Data Block Start

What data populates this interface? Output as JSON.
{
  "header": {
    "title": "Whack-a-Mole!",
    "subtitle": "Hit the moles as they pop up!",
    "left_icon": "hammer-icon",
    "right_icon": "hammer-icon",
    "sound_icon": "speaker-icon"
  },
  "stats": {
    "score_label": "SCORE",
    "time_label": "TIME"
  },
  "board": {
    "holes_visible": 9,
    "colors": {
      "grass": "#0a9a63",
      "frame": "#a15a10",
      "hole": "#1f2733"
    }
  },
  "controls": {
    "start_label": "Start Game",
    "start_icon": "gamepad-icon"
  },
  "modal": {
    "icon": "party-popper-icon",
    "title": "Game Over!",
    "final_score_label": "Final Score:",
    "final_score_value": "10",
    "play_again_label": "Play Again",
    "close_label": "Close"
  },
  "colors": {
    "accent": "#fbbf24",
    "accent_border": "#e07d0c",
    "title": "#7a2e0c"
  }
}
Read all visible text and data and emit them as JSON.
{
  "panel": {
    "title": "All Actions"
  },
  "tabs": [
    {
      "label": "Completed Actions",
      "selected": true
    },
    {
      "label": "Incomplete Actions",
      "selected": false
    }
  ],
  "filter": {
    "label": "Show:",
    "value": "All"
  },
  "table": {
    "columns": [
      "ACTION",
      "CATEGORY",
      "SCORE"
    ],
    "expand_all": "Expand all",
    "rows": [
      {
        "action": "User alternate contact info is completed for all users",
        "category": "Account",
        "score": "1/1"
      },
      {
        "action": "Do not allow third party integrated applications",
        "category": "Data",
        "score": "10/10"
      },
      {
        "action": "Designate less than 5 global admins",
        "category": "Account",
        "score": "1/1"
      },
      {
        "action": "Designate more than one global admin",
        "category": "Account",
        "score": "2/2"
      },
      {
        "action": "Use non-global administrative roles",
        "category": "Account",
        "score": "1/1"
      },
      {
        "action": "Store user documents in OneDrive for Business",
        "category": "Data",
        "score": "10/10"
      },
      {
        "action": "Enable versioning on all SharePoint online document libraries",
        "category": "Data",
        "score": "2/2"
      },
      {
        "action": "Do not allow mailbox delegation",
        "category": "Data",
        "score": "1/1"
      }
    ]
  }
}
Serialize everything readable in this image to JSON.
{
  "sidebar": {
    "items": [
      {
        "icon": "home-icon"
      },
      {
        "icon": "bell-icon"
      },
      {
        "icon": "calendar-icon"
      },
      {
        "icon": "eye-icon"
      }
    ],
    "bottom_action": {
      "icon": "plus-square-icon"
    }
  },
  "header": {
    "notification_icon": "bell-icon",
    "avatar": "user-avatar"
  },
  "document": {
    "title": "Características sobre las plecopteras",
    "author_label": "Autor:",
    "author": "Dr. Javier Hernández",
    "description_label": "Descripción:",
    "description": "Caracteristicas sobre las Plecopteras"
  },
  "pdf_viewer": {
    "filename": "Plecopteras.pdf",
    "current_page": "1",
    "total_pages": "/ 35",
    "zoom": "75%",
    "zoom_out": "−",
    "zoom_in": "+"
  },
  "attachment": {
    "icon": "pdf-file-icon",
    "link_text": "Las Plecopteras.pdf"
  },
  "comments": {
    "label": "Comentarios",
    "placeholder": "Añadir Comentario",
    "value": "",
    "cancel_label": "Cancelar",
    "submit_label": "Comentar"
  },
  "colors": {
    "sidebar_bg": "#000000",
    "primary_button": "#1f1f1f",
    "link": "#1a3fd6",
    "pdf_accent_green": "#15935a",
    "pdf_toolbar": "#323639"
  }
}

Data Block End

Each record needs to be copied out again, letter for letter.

What data populates this interface? Output as JSON.
{
  "header": {
    "title": "Whack-a-Mole!",
    "subtitle": "Hit the moles as they pop up!",
    "left_icon": "hammer-icon",
    "right_icon": "hammer-icon",
    "sound_icon": "speaker-icon"
  },
  "stats": {
    "score_label": "SCORE",
    "time_label": "TIME"
  },
  "board": {
    "holes_visible": 9,
    "colors": {
      "grass": "#0a9a63",
      "frame": "#a15a10",
      "hole": "#1f2733"
    }
  },
  "controls": {
    "start_label": "Start Game",
    "start_icon": "gamepad-icon"
  },
  "modal": {
    "icon": "party-popper-icon",
    "title": "Game Over!",
    "final_score_label": "Final Score:",
    "final_score_value": "10",
    "play_again_label": "Play Again",
    "close_label": "Close"
  },
  "colors": {
    "accent": "#fbbf24",
    "accent_border": "#e07d0c",
    "title": "#7a2e0c"
  }
}
Read all visible text and data and emit them as JSON.
{
  "panel": {
    "title": "All Actions"
  },
  "tabs": [
    {
      "label": "Completed Actions",
      "selected": true
    },
    {
      "label": "Incomplete Actions",
      "selected": false
    }
  ],
  "filter": {
    "label": "Show:",
    "value": "All"
  },
  "table": {
    "columns": [
      "ACTION",
      "CATEGORY",
      "SCORE"
    ],
    "expand_all": "Expand all",
    "rows": [
      {
        "action": "User alternate contact info is completed for all users",
        "category": "Account",
        "score": "1/1"
      },
      {
        "action": "Do not allow third party integrated applications",
        "category": "Data",
        "score": "10/10"
      },
      {
        "action": "Designate less than 5 global admins",
        "category": "Account",
        "score": "1/1"
      },
      {
        "action": "Designate more than one global admin",
        "category": "Account",
        "score": "2/2"
      },
      {
        "action": "Use non-global administrative roles",
        "category": "Account",
        "score": "1/1"
      },
      {
        "action": "Store user documents in OneDrive for Business",
        "category": "Data",
        "score": "10/10"
      },
      {
        "action": "Enable versioning on all SharePoint online document libraries",
        "category": "Data",
        "score": "2/2"
      },
      {
        "action": "Do not allow mailbox delegation",
        "category": "Data",
        "score": "1/1"
      }
    ]
  }
}
Serialize everything readable in this image to JSON.
{
  "sidebar": {
    "items": [
      {
        "icon": "home-icon"
      },
      {
        "icon": "bell-icon"
      },
      {
        "icon": "calendar-icon"
      },
      {
        "icon": "eye-icon"
      }
    ],
    "bottom_action": {
      "icon": "plus-square-icon"
    }
  },
  "header": {
    "notification_icon": "bell-icon",
    "avatar": "user-avatar"
  },
  "document": {
    "title": "Características sobre las plecopteras",
    "author_label": "Autor:",
    "author": "Dr. Javier Hernández",
    "description_label": "Descripción:",
    "description": "Caracteristicas sobre las Plecopteras"
  },
  "pdf_viewer": {
    "filename": "Plecopteras.pdf",
    "current_page": "1",
    "total_pages": "/ 35",
    "zoom": "75%",
    "zoom_out": "−",
    "zoom_in": "+"
  },
  "attachment": {
    "icon": "pdf-file-icon",
    "link_text": "Las Plecopteras.pdf"
  },
  "comments": {
    "label": "Comentarios",
    "placeholder": "Añadir Comentario",
    "value": "",
    "cancel_label": "Cancelar",
    "submit_label": "Comentar"
  },
  "colors": {
    "sidebar_bg": "#000000",
    "primary_button": "#1f1f1f",
    "link": "#1a3fd6",
    "pdf_accent_green": "#15935a",
    "pdf_toolbar": "#323639"
  }
}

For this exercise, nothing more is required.